Below are some records; find each line that carries the word "projector" and copy it.

──────────────────────────────

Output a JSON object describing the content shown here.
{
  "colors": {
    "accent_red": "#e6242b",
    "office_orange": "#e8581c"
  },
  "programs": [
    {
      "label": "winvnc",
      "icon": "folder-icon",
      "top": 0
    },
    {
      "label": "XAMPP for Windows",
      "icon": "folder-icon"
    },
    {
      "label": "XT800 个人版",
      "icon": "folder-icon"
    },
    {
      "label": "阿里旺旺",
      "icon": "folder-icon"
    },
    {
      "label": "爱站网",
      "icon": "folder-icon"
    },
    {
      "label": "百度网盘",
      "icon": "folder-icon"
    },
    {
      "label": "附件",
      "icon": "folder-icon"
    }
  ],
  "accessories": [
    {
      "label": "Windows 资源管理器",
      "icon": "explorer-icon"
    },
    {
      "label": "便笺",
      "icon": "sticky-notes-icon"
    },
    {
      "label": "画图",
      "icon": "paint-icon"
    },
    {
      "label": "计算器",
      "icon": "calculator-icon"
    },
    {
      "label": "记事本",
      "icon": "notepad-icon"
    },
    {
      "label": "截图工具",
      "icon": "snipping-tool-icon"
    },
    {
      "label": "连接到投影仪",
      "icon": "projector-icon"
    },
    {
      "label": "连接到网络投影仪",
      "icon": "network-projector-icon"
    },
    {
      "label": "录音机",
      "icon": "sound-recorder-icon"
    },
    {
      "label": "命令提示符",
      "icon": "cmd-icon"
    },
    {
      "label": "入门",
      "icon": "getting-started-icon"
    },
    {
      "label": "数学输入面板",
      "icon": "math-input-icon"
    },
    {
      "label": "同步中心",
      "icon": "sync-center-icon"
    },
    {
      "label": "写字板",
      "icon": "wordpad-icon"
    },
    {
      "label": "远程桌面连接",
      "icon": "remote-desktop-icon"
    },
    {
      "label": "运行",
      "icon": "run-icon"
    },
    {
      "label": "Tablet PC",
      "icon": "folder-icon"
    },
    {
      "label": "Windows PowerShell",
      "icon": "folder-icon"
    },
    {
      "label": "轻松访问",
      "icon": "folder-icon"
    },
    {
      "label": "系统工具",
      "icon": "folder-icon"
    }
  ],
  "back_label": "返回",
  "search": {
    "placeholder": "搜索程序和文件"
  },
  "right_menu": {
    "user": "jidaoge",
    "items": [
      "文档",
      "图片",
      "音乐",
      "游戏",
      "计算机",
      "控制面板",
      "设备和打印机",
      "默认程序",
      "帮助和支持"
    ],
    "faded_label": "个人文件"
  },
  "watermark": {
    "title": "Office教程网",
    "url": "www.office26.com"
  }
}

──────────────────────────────

Solution for this exercise
      "icon": "projector-icon"
      "icon": "network-projector-icon"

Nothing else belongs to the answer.